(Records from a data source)
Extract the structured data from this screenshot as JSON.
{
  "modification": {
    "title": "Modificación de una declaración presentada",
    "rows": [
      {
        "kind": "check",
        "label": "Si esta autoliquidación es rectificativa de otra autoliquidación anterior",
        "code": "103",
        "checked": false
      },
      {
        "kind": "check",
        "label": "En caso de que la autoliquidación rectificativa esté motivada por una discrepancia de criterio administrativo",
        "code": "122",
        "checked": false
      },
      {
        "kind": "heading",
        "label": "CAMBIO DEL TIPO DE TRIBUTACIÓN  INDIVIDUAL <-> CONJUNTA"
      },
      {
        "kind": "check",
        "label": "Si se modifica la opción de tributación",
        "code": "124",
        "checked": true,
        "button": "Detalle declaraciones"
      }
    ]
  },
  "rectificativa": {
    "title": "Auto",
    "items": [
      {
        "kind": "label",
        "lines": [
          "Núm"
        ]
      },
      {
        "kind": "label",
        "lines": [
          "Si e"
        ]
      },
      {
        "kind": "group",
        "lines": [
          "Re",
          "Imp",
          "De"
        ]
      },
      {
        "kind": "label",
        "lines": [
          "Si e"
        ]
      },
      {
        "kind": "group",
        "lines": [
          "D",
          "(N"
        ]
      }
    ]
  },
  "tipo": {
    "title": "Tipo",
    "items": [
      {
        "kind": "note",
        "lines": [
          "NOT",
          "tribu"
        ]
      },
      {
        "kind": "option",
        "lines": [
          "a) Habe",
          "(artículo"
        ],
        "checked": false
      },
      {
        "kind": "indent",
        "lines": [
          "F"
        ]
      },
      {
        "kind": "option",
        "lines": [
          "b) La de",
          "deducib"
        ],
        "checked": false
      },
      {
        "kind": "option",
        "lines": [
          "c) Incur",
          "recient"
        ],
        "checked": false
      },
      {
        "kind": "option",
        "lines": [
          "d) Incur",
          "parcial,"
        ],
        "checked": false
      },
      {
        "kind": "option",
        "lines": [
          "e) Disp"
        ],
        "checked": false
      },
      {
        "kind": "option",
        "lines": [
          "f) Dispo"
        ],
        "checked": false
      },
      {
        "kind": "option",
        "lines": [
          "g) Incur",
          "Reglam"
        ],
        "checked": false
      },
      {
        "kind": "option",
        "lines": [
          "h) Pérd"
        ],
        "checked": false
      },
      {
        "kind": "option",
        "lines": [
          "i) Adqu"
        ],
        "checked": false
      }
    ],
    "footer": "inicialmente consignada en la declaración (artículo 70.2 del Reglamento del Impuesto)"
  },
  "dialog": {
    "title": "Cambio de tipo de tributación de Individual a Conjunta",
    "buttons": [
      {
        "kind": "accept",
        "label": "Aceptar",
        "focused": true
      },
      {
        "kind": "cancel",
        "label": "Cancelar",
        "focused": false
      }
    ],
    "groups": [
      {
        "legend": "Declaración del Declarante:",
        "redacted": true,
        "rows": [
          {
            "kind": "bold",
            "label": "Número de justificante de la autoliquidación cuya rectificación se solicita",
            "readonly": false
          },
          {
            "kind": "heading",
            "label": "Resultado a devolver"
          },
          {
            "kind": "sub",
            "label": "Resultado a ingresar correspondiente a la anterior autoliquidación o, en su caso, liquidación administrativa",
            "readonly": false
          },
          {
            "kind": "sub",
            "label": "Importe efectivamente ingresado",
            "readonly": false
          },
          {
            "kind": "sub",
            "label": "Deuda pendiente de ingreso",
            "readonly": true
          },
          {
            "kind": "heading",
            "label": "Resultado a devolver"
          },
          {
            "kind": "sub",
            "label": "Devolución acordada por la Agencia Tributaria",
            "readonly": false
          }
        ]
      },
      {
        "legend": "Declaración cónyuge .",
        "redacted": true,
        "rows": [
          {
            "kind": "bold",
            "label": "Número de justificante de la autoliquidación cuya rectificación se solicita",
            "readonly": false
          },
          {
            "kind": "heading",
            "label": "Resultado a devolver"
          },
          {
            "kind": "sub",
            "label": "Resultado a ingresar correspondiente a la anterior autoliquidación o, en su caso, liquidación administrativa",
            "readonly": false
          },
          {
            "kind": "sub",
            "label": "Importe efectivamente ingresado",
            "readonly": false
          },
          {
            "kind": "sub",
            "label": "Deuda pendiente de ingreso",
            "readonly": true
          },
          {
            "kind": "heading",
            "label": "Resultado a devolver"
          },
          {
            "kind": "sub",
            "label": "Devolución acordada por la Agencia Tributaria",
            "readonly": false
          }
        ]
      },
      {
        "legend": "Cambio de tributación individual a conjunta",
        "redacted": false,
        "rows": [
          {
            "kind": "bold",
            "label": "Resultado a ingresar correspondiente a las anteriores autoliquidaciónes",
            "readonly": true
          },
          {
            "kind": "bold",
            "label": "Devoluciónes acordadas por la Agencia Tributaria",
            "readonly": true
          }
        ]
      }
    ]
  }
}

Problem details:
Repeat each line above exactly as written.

Output for this task:
Extract the structured data from this screenshot as JSON.
{
  "modification": {
    "title": "Modificación de una declaración presentada",
    "rows": [
      {
        "kind": "check",
        "label": "Si esta autoliquidación es rectificativa de otra autoliquidación anterior",
        "code": "103",
        "checked": false
      },
      {
        "kind": "check",
        "label": "En caso de que la autoliquidación rectificativa esté motivada por una discrepancia de criterio administrativo",
        "code": "122",
        "checked": false
      },
      {
        "kind": "heading",
        "label": "CAMBIO DEL TIPO DE TRIBUTACIÓN  INDIVIDUAL <-> CONJUNTA"
      },
      {
        "kind": "check",
        "label": "Si se modifica la opción de tributación",
        "code": "124",
        "checked": true,
        "button": "Detalle declaraciones"
      }
    ]
  },
  "rectificativa": {
    "title": "Auto",
    "items": [
      {
        "kind": "label",
        "lines": [
          "Núm"
        ]
      },
      {
        "kind": "label",
        "lines": [
          "Si e"
        ]
      },
      {
        "kind": "group",
        "lines": [
          "Re",
          "Imp",
          "De"
        ]
      },
      {
        "kind": "label",
        "lines": [
          "Si e"
        ]
      },
      {
        "kind": "group",
        "lines": [
          "D",
          "(N"
        ]
      }
    ]
  },
  "tipo": {
    "title": "Tipo",
    "items": [
      {
        "kind": "note",
        "lines": [
          "NOT",
          "tribu"
        ]
      },
      {
        "kind": "option",
        "lines": [
          "a) Habe",
          "(artículo"
        ],
        "checked": false
      },
      {
        "kind": "indent",
        "lines": [
          "F"
        ]
      },
      {
        "kind": "option",
        "lines": [
          "b) La de",
          "deducib"
        ],
        "checked": false
      },
      {
        "kind": "option",
        "lines": [
          "c) Incur",
          "recient"
        ],
        "checked": false
      },
      {
        "kind": "option",
        "lines": [
          "d) Incur",
          "parcial,"
        ],
        "checked": false
      },
      {
        "kind": "option",
        "lines": [
          "e) Disp"
        ],
        "checked": false
      },
      {
        "kind": "option",
        "lines": [
          "f) Dispo"
        ],
        "checked": false
      },
      {
        "kind": "option",
        "lines": [
          "g) Incur",
          "Reglam"
        ],
        "checked": false
      },
      {
        "kind": "option",
        "lines": [
          "h) Pérd"
        ],
        "checked": false
      },
      {
        "kind": "option",
        "lines": [
          "i) Adqu"
        ],
        "checked": false
      }
    ],
    "footer": "inicialmente consignada en la declaración (artículo 70.2 del Reglamento del Impuesto)"
  },
  "dialog": {
    "title": "Cambio de tipo de tributación de Individual a Conjunta",
    "buttons": [
      {
        "kind": "accept",
        "label": "Aceptar",
        "focused": true
      },
      {
        "kind": "cancel",
        "label": "Cancelar",
        "focused": false
      }
    ],
    "groups": [
      {
        "legend": "Declaración del Declarante:",
        "redacted": true,
        "rows": [
          {
            "kind": "bold",
            "label": "Número de justificante de la autoliquidación cuya rectificación se solicita",
            "readonly": false
          },
          {
            "kind": "heading",
            "label": "Resultado a devolver"
          },
          {
            "kind": "sub",
            "label": "Resultado a ingresar correspondiente a la anterior autoliquidación o, en su caso, liquidación administrativa",
            "readonly": false
          },
          {
            "kind": "sub",
            "label": "Importe efectivamente ingresado",
            "readonly": false
          },
          {
            "kind": "sub",
            "label": "Deuda pendiente de ingreso",
            "readonly": true
          },
          {
            "kind": "heading",
            "label": "Resultado a devolver"
          },
          {
            "kind": "sub",
            "label": "Devolución acordada por la Agencia Tributaria",
            "readonly": false
          }
        ]
      },
      {
        "legend": "Declaración cónyuge .",
        "redacted": true,
        "rows": [
          {
            "kind": "bold",
            "label": "Número de justificante de la autoliquidación cuya rectificación se solicita",
            "readonly": false
          },
          {
            "kind": "heading",
            "label": "Resultado a devolver"
          },
          {
            "kind": "sub",
            "label": "Resultado a ingresar correspondiente a la anterior autoliquidación o, en su caso, liquidación administrativa",
            "readonly": false
          },
          {
            "kind": "sub",
            "label": "Importe efectivamente ingresado",
            "readonly": false
          },
          {
            "kind": "sub",
            "label": "Deuda pendiente de ingreso",
            "readonly": true
          },
          {
            "kind": "heading",
            "label": "Resultado a devolver"
          },
          {
            "kind": "sub",
            "label": "Devolución acordada por la Agencia Tributaria",
            "readonly": false
          }
        ]
      },
      {
        "legend": "Cambio de tributación individual a conjunta",
        "redacted": false,
        "rows": [
          {
            "kind": "bold",
            "label": "Resultado a ingresar correspondiente a las anteriores autoliquidaciónes",
            "readonly": true
          },
          {
            "kind": "bold",
            "label": "Devoluciónes acordadas por la Agencia Tributaria",
            "readonly": true
          }
        ]
      }
    ]
  }
}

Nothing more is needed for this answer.